**Records to process**

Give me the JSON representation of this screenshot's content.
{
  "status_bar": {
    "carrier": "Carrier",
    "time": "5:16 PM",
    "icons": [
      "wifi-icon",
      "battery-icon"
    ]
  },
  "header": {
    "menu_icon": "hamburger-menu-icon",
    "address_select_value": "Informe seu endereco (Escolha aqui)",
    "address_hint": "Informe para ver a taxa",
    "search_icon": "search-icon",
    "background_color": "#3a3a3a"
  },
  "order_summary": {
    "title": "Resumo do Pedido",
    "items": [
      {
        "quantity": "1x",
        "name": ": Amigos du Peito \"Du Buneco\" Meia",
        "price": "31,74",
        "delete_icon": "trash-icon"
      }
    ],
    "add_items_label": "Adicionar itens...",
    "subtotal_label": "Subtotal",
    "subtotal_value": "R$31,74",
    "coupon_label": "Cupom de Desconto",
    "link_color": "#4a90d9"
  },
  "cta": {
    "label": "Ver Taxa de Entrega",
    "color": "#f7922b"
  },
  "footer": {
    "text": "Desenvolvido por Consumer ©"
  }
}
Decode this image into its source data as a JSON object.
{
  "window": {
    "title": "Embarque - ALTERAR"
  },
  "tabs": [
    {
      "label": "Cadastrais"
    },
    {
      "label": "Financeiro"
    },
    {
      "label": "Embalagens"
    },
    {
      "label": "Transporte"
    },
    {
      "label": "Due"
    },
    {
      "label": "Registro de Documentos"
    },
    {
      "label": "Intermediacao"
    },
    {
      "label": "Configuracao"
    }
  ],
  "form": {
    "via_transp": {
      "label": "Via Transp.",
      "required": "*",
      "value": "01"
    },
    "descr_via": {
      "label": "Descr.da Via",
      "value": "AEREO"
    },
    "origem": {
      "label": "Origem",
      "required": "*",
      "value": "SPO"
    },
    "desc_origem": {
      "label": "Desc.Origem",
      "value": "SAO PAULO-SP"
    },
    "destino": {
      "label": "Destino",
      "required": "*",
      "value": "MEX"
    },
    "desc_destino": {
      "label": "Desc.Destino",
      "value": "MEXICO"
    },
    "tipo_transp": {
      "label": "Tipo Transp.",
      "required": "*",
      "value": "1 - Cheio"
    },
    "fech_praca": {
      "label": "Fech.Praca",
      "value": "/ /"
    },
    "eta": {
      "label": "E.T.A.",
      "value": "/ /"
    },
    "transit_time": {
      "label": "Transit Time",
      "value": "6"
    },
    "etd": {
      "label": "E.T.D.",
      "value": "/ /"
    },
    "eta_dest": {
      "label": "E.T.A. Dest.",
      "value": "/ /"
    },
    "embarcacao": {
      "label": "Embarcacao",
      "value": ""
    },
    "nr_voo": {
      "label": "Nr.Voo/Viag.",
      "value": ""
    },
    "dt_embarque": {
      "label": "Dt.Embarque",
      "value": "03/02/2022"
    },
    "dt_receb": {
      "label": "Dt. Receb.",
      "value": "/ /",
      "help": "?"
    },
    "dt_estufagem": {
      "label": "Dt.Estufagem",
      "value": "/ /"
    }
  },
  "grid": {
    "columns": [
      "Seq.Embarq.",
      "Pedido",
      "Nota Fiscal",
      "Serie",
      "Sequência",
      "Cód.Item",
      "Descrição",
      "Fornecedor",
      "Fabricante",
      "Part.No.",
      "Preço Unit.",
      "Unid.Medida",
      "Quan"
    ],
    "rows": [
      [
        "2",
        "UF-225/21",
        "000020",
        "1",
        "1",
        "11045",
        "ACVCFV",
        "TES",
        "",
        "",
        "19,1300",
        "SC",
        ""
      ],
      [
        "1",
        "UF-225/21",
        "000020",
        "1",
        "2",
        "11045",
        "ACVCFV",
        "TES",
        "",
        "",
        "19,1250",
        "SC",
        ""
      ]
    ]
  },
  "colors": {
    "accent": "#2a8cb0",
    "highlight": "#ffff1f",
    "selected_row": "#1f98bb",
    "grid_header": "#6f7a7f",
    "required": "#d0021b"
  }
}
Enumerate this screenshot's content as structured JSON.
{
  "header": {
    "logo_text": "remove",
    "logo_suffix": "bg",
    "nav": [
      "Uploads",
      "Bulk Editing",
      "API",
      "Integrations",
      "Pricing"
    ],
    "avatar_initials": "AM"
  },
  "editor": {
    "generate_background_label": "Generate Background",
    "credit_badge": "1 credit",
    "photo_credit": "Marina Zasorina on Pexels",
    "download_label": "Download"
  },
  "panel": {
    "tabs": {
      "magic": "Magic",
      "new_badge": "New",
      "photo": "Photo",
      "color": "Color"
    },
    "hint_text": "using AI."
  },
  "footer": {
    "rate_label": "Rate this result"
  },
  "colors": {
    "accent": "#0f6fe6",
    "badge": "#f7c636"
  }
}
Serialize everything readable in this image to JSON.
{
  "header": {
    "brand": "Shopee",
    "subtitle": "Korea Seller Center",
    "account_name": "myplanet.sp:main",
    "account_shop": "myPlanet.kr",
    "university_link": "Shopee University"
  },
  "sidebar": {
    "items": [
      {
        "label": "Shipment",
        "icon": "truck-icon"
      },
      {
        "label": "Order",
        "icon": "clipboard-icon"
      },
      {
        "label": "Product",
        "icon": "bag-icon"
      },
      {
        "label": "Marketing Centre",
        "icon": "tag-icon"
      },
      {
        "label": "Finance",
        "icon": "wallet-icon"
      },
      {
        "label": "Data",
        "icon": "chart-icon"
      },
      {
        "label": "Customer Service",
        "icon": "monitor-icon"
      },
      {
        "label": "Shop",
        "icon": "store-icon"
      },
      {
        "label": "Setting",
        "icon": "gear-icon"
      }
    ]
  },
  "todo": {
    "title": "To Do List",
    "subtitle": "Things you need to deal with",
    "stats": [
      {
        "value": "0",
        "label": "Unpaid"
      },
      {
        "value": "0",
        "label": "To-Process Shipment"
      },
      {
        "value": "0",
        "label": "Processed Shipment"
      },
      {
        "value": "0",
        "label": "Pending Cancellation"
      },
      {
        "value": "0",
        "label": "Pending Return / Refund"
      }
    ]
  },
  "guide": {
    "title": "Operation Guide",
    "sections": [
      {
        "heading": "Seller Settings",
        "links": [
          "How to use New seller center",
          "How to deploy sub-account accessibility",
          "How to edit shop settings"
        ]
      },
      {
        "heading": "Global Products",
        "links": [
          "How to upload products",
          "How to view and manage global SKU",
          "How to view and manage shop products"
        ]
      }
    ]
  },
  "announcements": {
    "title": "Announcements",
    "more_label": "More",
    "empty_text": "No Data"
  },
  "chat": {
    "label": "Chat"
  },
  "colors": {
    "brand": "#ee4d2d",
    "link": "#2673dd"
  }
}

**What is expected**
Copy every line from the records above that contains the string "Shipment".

**Output of the task**
        "label": "Shipment",
        "label": "To-Process Shipment"
        "label": "Processed Shipment"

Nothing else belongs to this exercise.